With any new multiplayer offering, it’s very difficult to say whether it will catch on or if it’s an instant hit. After all, it depends solely on whether players take to it and get invested in it. In its favour though, I can say that finding a game was extremely easy and quick, and I didn’t really have any trouble online. What I can say for certain is that the multiplayer is high quality and very entertaining. And more significantly, even if it wasn’t anything to rave about, I wouldn’t be too harsh on the game because it’s really not like time spent on the multiplayer hurt the single player in any way. And that makes me happy, because I can effectively consider the multiplayer as a great extra, rather than being tacked on or unnecessary. It’s certainly interesting, and you should give it a shot once you’re done with the single player.
Graphically, The Last Of Us is stunning, and is Naughty Dog at its best. It’s certainly getting as much out of this generation as it can, holding nothing back. The game’s cutscenes especially look absolutely phenomenal, thanks to enhanced motion capturing and higher detail. Everything about this game is pleasing to the eye, and it’s stunning for a post apocalyptic world. It hasn’t let that limit its artistic direction in any way, and I don’t want to spoil the story direction, but there’s plenty of beauty to witness in this game.

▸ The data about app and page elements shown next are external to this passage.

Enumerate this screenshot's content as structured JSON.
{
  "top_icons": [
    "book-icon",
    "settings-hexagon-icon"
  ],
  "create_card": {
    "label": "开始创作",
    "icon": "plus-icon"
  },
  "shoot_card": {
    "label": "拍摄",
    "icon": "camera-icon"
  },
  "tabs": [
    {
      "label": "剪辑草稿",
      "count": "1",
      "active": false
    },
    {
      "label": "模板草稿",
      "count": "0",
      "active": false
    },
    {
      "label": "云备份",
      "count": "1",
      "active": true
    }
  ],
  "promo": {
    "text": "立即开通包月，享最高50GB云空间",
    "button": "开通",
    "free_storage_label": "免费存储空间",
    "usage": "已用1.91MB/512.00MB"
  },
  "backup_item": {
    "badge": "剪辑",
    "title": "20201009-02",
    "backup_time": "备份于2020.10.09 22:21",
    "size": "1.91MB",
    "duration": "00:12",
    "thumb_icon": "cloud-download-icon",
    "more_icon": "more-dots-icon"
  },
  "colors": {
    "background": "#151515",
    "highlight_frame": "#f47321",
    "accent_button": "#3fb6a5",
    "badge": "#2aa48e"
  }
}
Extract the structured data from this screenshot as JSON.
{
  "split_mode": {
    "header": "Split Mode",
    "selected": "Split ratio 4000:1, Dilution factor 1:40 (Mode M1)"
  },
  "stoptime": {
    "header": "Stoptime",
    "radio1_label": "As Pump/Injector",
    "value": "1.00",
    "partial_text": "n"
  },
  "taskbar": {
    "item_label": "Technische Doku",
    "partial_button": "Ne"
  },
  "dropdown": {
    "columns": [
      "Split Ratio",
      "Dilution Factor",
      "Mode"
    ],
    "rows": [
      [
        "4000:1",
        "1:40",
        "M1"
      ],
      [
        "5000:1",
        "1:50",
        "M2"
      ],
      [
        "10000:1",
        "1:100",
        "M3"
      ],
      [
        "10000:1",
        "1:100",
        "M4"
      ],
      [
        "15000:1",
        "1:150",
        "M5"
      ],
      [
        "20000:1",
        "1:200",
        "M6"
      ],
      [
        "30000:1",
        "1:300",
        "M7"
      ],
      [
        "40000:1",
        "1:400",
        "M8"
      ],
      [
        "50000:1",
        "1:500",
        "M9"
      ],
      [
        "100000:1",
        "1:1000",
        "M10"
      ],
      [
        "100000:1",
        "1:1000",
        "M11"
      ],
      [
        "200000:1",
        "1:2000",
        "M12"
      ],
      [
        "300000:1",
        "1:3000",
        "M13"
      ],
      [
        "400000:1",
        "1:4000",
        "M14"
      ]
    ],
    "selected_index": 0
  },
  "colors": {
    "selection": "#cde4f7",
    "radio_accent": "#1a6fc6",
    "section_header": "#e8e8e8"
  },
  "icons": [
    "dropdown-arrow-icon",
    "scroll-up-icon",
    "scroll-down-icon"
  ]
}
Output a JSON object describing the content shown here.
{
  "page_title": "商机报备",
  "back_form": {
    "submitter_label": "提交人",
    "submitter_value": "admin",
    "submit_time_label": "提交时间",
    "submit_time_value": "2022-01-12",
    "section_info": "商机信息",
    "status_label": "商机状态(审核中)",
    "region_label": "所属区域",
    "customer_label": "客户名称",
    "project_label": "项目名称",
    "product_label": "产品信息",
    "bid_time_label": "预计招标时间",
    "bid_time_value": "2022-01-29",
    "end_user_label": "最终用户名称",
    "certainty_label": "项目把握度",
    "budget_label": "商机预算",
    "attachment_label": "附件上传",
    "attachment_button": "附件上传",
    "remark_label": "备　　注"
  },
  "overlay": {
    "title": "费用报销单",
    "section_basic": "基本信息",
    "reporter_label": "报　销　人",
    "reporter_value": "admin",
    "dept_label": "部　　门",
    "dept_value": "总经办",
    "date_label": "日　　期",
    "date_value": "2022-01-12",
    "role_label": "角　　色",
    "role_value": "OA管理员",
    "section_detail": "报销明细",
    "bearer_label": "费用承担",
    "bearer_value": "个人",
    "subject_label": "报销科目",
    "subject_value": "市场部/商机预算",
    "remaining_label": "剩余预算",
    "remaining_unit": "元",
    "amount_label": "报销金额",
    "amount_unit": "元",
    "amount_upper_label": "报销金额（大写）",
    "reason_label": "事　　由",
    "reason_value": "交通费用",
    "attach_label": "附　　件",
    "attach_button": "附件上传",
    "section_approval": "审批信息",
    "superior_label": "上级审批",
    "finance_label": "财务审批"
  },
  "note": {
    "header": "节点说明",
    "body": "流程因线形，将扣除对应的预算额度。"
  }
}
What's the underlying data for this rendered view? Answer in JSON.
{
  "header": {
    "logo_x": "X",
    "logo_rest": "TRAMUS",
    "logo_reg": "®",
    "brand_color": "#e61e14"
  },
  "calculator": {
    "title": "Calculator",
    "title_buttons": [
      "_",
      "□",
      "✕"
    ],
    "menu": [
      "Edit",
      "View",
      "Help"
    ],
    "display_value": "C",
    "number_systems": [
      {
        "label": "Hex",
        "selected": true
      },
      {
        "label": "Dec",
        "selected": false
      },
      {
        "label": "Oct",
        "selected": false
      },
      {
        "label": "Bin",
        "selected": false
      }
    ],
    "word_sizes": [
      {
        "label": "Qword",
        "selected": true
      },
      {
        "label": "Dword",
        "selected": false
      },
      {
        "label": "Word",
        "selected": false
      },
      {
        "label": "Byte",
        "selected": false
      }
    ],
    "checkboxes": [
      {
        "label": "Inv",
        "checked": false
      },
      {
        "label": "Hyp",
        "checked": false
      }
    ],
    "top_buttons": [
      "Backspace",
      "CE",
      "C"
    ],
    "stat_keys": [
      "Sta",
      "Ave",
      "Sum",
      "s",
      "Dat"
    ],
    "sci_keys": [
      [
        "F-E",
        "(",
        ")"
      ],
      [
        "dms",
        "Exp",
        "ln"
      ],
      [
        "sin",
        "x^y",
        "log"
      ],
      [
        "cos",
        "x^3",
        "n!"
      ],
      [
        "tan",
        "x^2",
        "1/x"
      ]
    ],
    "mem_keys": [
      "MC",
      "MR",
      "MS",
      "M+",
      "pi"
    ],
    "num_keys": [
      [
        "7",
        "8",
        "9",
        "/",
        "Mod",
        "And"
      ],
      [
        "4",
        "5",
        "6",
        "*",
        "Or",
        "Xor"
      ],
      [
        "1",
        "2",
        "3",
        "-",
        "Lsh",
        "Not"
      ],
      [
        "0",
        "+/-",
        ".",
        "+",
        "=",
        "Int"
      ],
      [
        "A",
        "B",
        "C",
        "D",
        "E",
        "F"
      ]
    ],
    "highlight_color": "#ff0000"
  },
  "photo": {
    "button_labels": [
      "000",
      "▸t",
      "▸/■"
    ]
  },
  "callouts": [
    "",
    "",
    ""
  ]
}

I have to also give the highest amount of praise to the voice acting, dialogue and sound, which is the best Naughty Dog has done. If you have any experience with their Uncharted titles, well, you’ll know exactly what kind of quality to expect here. It’s among the best you’ll find on the PS3.
The Last Of Us is simply brilliant. With it, Naughty Dog has delivered their finest work yet, and in the end the most credit I can give to the game is that I got everything I wanted from it, and was completely satisfied when I finished it. Truthfully, and as direct as I can be, I wanted nothing more from this game. There was nothing it lacked, and not many ways it could have been better. That’s the best thing I can say about it and, make no mistake, that’s about the highest praise I can give to it. The Last Of Us is easily one of the best games on the PlayStation 3, and you should not miss out on it if you can help it.